While DB2 for i has long possessed the ability to use parallel I/O and parallel processing via the optional IBM i feature of DB2 Symmetrical Multiprocessing , only certain database operations are parallel enabled.
While just about any query can qualify for parallelism, the SQL operations of INSERT, UPDATE and DELETE do not. That means when the database engine is inserting, updating or deleting rows, the operation is occurring in a single job, thread or task. If you want to break up the work and get more jobs or threads involved, then YOU must design and construct the logic, as well as instigate and coordinate the process.
In the case of the SQL statement INSERT + SELECT, two operations are involved: an insert and a query. The query side is eligible to make use of parallelism (assuming SMP is installed and enabled), but the INSERT side will not make use of parallelism. If there is a large set of rows being returned from the query, it might be advantageous to have multiple concurrent “inserters”; where each process takes a distinct and separate set of results and inserts them into the table. And in the case of the new INSERT plus remote SELECT, we also need multiple connections to the remote system.__________
Reviewing the new 7.1 support via the following diagram, we can see a source database (RDBaaa) and a target database (RDBbbb). The INSERT + SELECT statement is initiated on the target system. A connection is made from the target system to the source system. The SELECT (i.e. query) is executed on the source system and the results are fetched by the target system.
Taking the example further, let’s say the source database contains a set of orders that need to be extracted, transported and loaded into the same ORDERS table in the target database. Simply use the INSERT + remote SELECT statement to do this:
INSERT INTO SchemaB.OrdersB
(SELECT * FROM RDBaaa.SchemaA.OrdersA a)
With the relatively large amount of data that needs to be inserted, we should consider the use of parallelism to speed up the process. To do this we need to have multiple concurrent insert operations being fed by multiple remote queries.
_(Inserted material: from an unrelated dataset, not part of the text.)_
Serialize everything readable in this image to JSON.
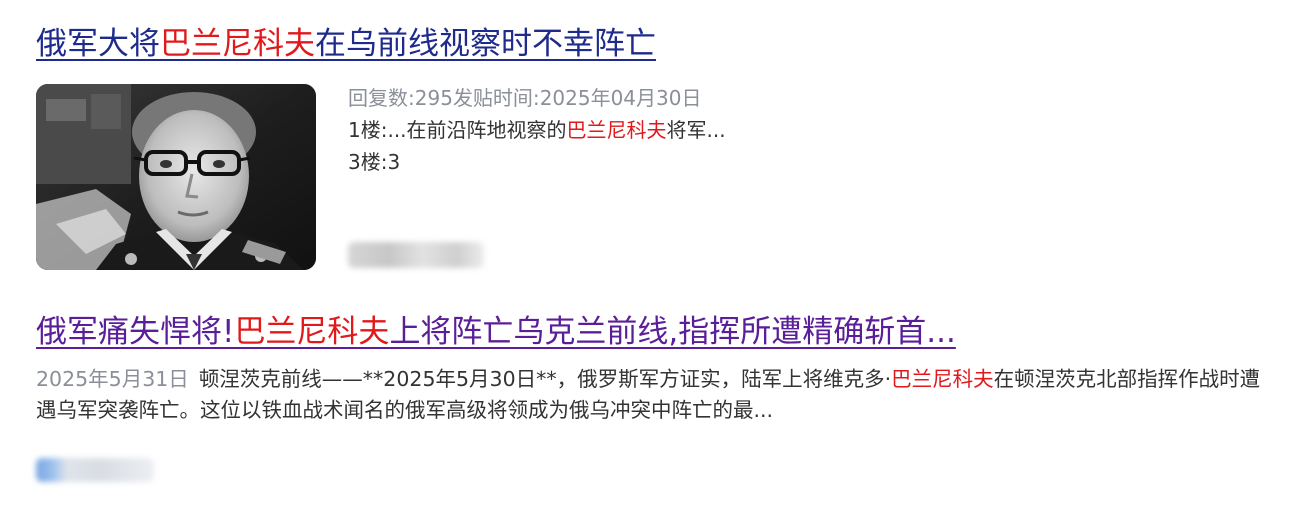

Given that INSERT operation is not parallel enabled, we’ll have to issue separate INSERT + SELECT statements via multiple jobs on the target side. By running the jobs concurrently, more work will be done in the same unit of time, thus increasing throughput. The result – assuming enough computing and I/O resources are available – will be a faster completion time.
Remember, with parallelism we are trading resources for time; as in more resources for less time.
To ensure correct results, we need to specify which rows should be identified and selected on the source FOR EACH QUERY. In a perfect world, each query would access and select the same amount of data allowing for an even distribution of work across the jobs.
In our example, we can use year as the distribution mechanism. Given three years of data, it’s relatively easy to use a parallel degree of three (i.e. 3 concurrent jobs). We could just as easily used 12 (local selection on month) or 36 (local selection on year and month).
To pull this off, we need each of the three queries to target a specific year. This is accomplished by specifying a WHERE clause for each SELECT statement. This piece is important if you want to avoid duplicate data being inserted.
There are many techniques to initiate and coordinate the concurrent jobs. One of the more simple ones is to use a CL program to systematically submit the three jobs, where by each job runs a CL program containing the new RUNSQL command that specifies an INSERT + remote SELECT statement. This will result in three separate connections to the remote database, each running a query.
Acknowledging the risk of a “slippery slope”, this basic approach to initiate and coordinate parallelism can be expanded to include sophisticated logic to determine the appropriate degree, build up the corresponding SQL statement(s) and start the correct number of concurrently running jobs or threads. Of course, before long you’re right in the realm of real ETL tools and thus better off acquiring one instead of building one.
To complete our example, we can optionally initiate two more jobs that will pick up any orders that lie outside of the three years we were told about (better safe than sorry).
What if you don’t have a “year” column?
Use a date and extract the year: …WHERE YEAR(date_column) = 2011
What if you don’t have a real date column?
Hmmm, it might be time to re-evaluate your data model and consider some enhancements, some modernization, and some re-engineering. Just saying.
So, there you have it – simple parallel ETL via the latest DB2 for i features and functions.
If you need assistance with getting the most out of your database please let us know. We’re here to help.